Research from Teenage Cancer Trust suggests many 18-24 year-olds don’t know the five major things to look for.
“A simple blood test saved my life,” Nella Pignatelli tells the BBC, and she wants others to have one too if they don’t feel right.
Nella, 24, was diagnosed with leukaemia 18 months ago after feeling fatigued and out of breath when walking, something she passed off as long Covid.
“I started a new job and just felt really tired all the time, but I associated everything that was happening to me with things that were going on in my life,” she says.
“When I had two nosebleeds that lasted an hour – it had got to the point that after three months of dealing with the symptoms, I was losing my mind.”
According to the charity Teenage Cancer Trust, 56% of those aged 18-24 would not know what five signs and symptoms they should look out for.
The most recognisable signs of cancer within this age group are:
- lumps, bumps and swellings
- unexplained tiredness
- mole changes
- significant weight change
Half of the 2,000 people surveyed also admitted they’d put off going to the GP with health concerns, with many saying it was because they were too scared to find out what was wrong with them.
Other reasons given included it being too difficult to get an appointment and fears that they were wasting their GP’s time.
‘You know your body’
Nella went to her GP for a blood test, followed by a bone marrow test, which revealed she had acute leukaemia and needed immediate chemotherapy.
Leukaemia is cancer of the white blood cells.
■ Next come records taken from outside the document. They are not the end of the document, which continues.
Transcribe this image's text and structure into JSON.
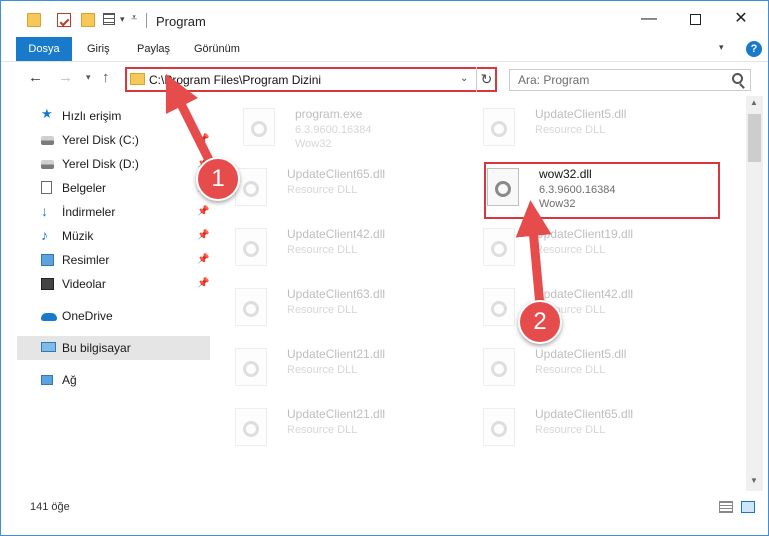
{
  "window": {
    "title": "Program"
  },
  "title_controls": {
    "minimize": "—",
    "maximize": "",
    "close": "✕"
  },
  "ribbon": {
    "tabs": [
      {
        "label": "Dosya"
      },
      {
        "label": "Giriş"
      },
      {
        "label": "Paylaş"
      },
      {
        "label": "Görünüm"
      }
    ],
    "help": "?"
  },
  "nav": {
    "back": "←",
    "forward": "→",
    "up": "↑",
    "address": "C:\\Program Files\\Program Dizini",
    "refresh": "↻"
  },
  "search": {
    "placeholder": "Ara: Program"
  },
  "sidebar": {
    "items": [
      {
        "label": "Hızlı erişim"
      },
      {
        "label": "Yerel Disk (C:)"
      },
      {
        "label": "Yerel Disk (D:)"
      },
      {
        "label": "Belgeler"
      },
      {
        "label": "İndirmeler"
      },
      {
        "label": "Müzik"
      },
      {
        "label": "Resimler"
      },
      {
        "label": "Videolar"
      },
      {
        "label": "OneDrive"
      },
      {
        "label": "Bu bilgisayar"
      },
      {
        "label": "Ağ"
      }
    ]
  },
  "files": [
    {
      "name": "program.exe",
      "line1": "6.3.9600.16384",
      "line2": "Wow32"
    },
    {
      "name": "UpdateClient5.dll",
      "line1": "Resource DLL",
      "line2": ""
    },
    {
      "name": "UpdateClient65.dll",
      "line1": "Resource DLL",
      "line2": ""
    },
    {
      "name": "wow32.dll",
      "line1": "6.3.9600.16384",
      "line2": "Wow32"
    },
    {
      "name": "UpdateClient42.dll",
      "line1": "Resource DLL",
      "line2": ""
    },
    {
      "name": "UpdateClient19.dll",
      "line1": "Resource DLL",
      "line2": ""
    },
    {
      "name": "UpdateClient63.dll",
      "line1": "Resource DLL",
      "line2": ""
    },
    {
      "name": "UpdateClient42.dll",
      "line1": "Resource DLL",
      "line2": ""
    },
    {
      "name": "UpdateClient21.dll",
      "line1": "Resource DLL",
      "line2": ""
    },
    {
      "name": "UpdateClient5.dll",
      "line1": "Resource DLL",
      "line2": ""
    },
    {
      "name": "UpdateClient21.dll",
      "line1": "Resource DLL",
      "line2": ""
    },
    {
      "name": "UpdateClient65.dll",
      "line1": "Resource DLL",
      "line2": ""
    }
  ],
  "status": {
    "count": "141 öğe"
  },
  "annotations": {
    "step1": "1",
    "step2": "2"
  },
  "colors": {
    "accent": "#1979ca",
    "annotation": "#d9363e",
    "badge": "#e74c4c"
  }
}
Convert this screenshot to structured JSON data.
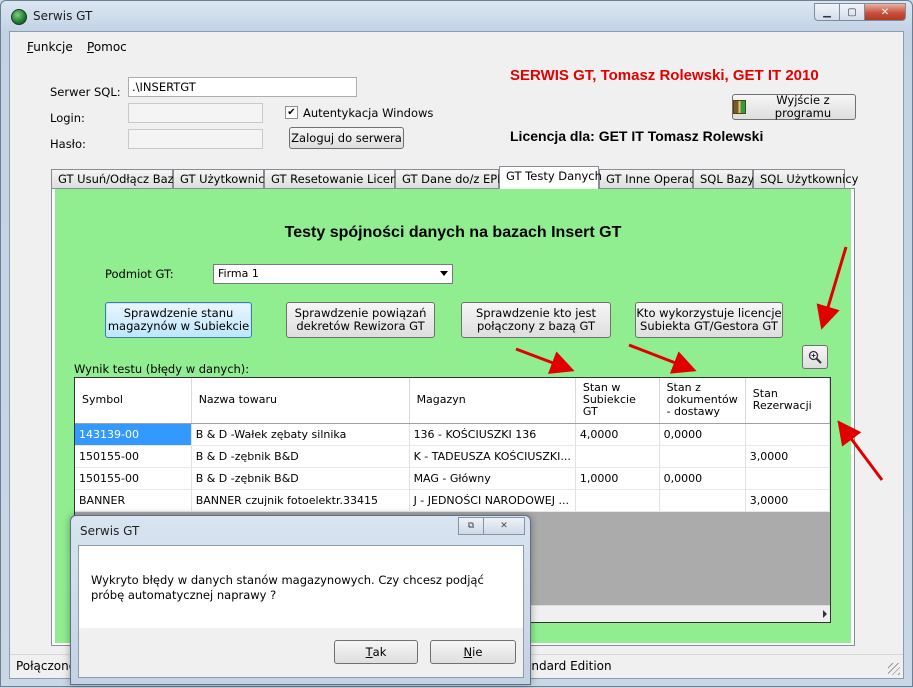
{
  "window": {
    "title": "Serwis GT",
    "controls": [
      "▁",
      "▢",
      "✕"
    ]
  },
  "menu": [
    {
      "accel": "F",
      "rest": "unkcje"
    },
    {
      "accel": "P",
      "rest": "omoc"
    }
  ],
  "connection": {
    "server_label": "Serwer SQL:",
    "server_value": ".\\INSERTGT",
    "login_label": "Login:",
    "login_value": "",
    "password_label": "Hasło:",
    "password_value": "",
    "windows_auth_label": "Autentykacja Windows",
    "windows_auth_checked": true,
    "connect_button": "Zaloguj do serwera"
  },
  "header": {
    "title": "SERWIS GT, Tomasz Rolewski, GET IT 2010",
    "license": "Licencja dla: GET IT Tomasz Rolewski",
    "exit_button": "Wyjście z programu",
    "title_color": "#e30000"
  },
  "tabs": [
    "GT Usuń/Odłącz Bazy",
    "GT Użytkownicy",
    "GT Resetowanie Licencji",
    "GT Dane do/z EPP",
    "GT Testy Danych",
    "GT Inne Operacje",
    "SQL Bazy",
    "SQL Użytkownicy"
  ],
  "active_tab": "GT Testy Danych",
  "panel": {
    "heading": "Testy spójności danych na bazach Insert GT",
    "subject_label": "Podmiot GT:",
    "subject_value": "Firma 1",
    "buttons": [
      "Sprawdzenie stanu magazynów w Subiekcie",
      "Sprawdzenie powiązań dekretów Rewizora GT",
      "Sprawdzenie kto jest połączony z bazą GT",
      "Kto wykorzystuje licencje Subiekta GT/Gestora GT"
    ],
    "result_label": "Wynik testu (błędy w danych):",
    "background_color": "#90ee90"
  },
  "grid": {
    "columns": [
      "Symbol",
      "Nazwa towaru",
      "Magazyn",
      "Stan w Subiekcie GT",
      "Stan z dokumentów - dostawy",
      "Stan Rezerwacji"
    ],
    "rows": [
      [
        "143139-00",
        "B & D -Wałek zębaty silnika",
        "136 - KOŚCIUSZKI  136",
        "4,0000",
        "0,0000",
        ""
      ],
      [
        "150155-00",
        "B & D -zębnik B&D",
        "K - TADEUSZA KOŚCIUSZKI...",
        "",
        "",
        "3,0000"
      ],
      [
        "150155-00",
        "B & D -zębnik B&D",
        "MAG - Główny",
        "1,0000",
        "0,0000",
        ""
      ],
      [
        "BANNER",
        "BANNER czujnik fotoelektr.33415",
        "J - JEDNOŚCI NARODOWEJ ...",
        "",
        "",
        "3,0000"
      ]
    ]
  },
  "status": {
    "left": "Połączono",
    "right": "andard Edition"
  },
  "dialog": {
    "title": "Serwis GT",
    "message": "Wykryto błędy w danych stanów magazynowych. Czy chcesz podjąć próbę automatycznej naprawy ?",
    "yes_accel": "T",
    "yes_rest": "ak",
    "no_accel": "N",
    "no_rest": "ie"
  }
}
Acute leukaemia means it progresses quickly and aggressively, and usually requires immediate treatment.
“You know your body better than anyone – I regret not seeking help sooner, because it would have meant I could have been treated quicker,” she says.
Lauren Aneesa Angrish also didn’t know what the main things are to look out for when it comes to identifying cancer.
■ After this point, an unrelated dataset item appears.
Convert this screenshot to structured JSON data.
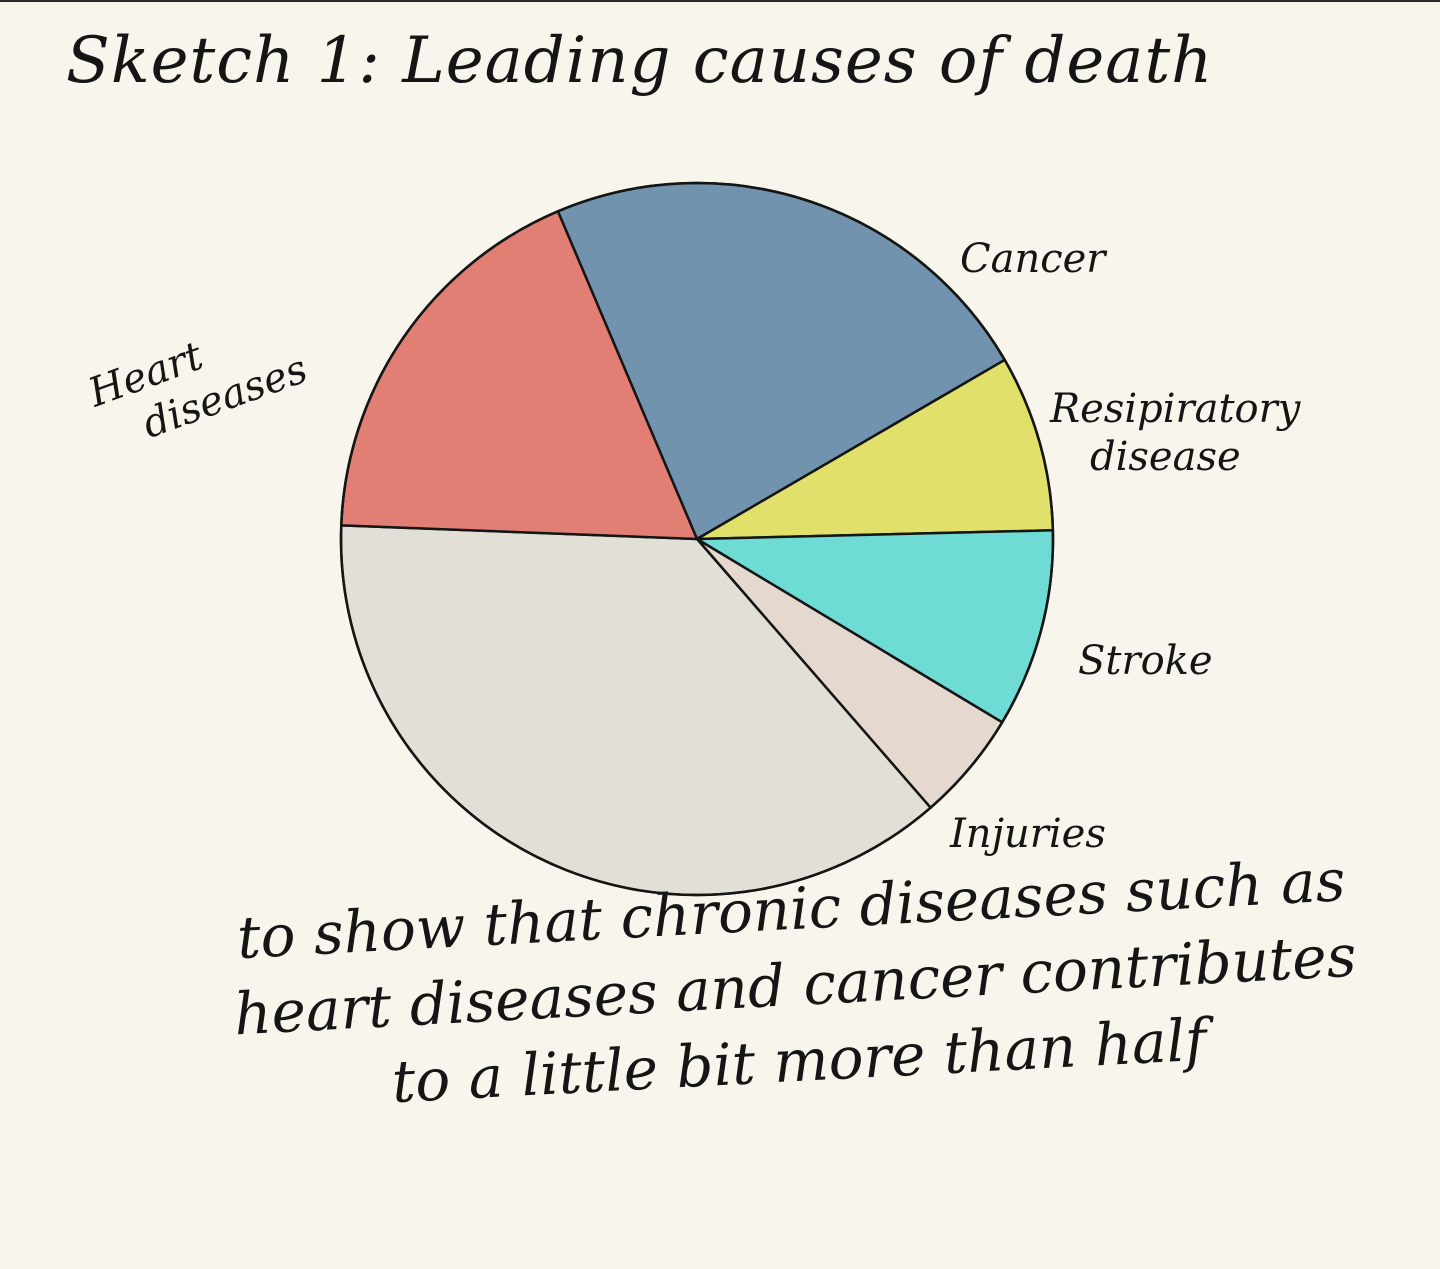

The 25-year-old also put feeling fatigued and getting coughs and colds regularly down to her “busy life”.
“I originally thought I’m just overworked and need to take a holiday,” she tells the BBC.
Working as a make-up artist, she got free spray tans at work, and thought they might be the reason she had started to develop a rash.
“I stopped tanning and the rash got even worse, it started on my legs and then it was literally all over my body – on my eyelids and face,” she says.
Lauren tried a course of steroids to remove the rash, but it continued to get worse so she went to A&E and asked for a blood test.
‘Don’t stress or worry’
The next day she was contacted and later diagnosed with acute leukaemia, for which she had to undergo treatment including a stem cell transplant.
Like Nella, Lauren also wants to encourage people who are worried to book an appointment with their GP.
“Any health issue, any worry – even a little mole that’s changed colour, I’d say don’t stress about it or worry, just make sure to go check on it.”
Teenage Cancer Trust’s chief nurse, Dr Louise Soanes, says: “It can be scary to think about cancer, particularly if you’re a young person, but it can happen to anyone of any age.
“Always listen to your body and if you have concerns never be afraid to seek help – the likelihood is that is isn’t cancer, but it’s always best to check.”
There are thought to be around 2,400 new cancer cases in young people every year in the UK, but that accounts for less than 1% of all new cases.
These findings from the Teenage Cancer Trust come at a time when cancer diagnoses are rising, with projections showing that the number of people diagnosed with cancer will rise by a third by 2040.
Analysis by Cancer Research UK finds that, if current trends continue, cancer cases will rise from the 384,000 cases per year now to 506,000 in 2040.
Most of the rise is thought to be due to an ageing population because older people are more likely to get cancer.
However, smoking and obesity are also contributing to the rise and are the two biggest preventable causes of cancer, says the charity.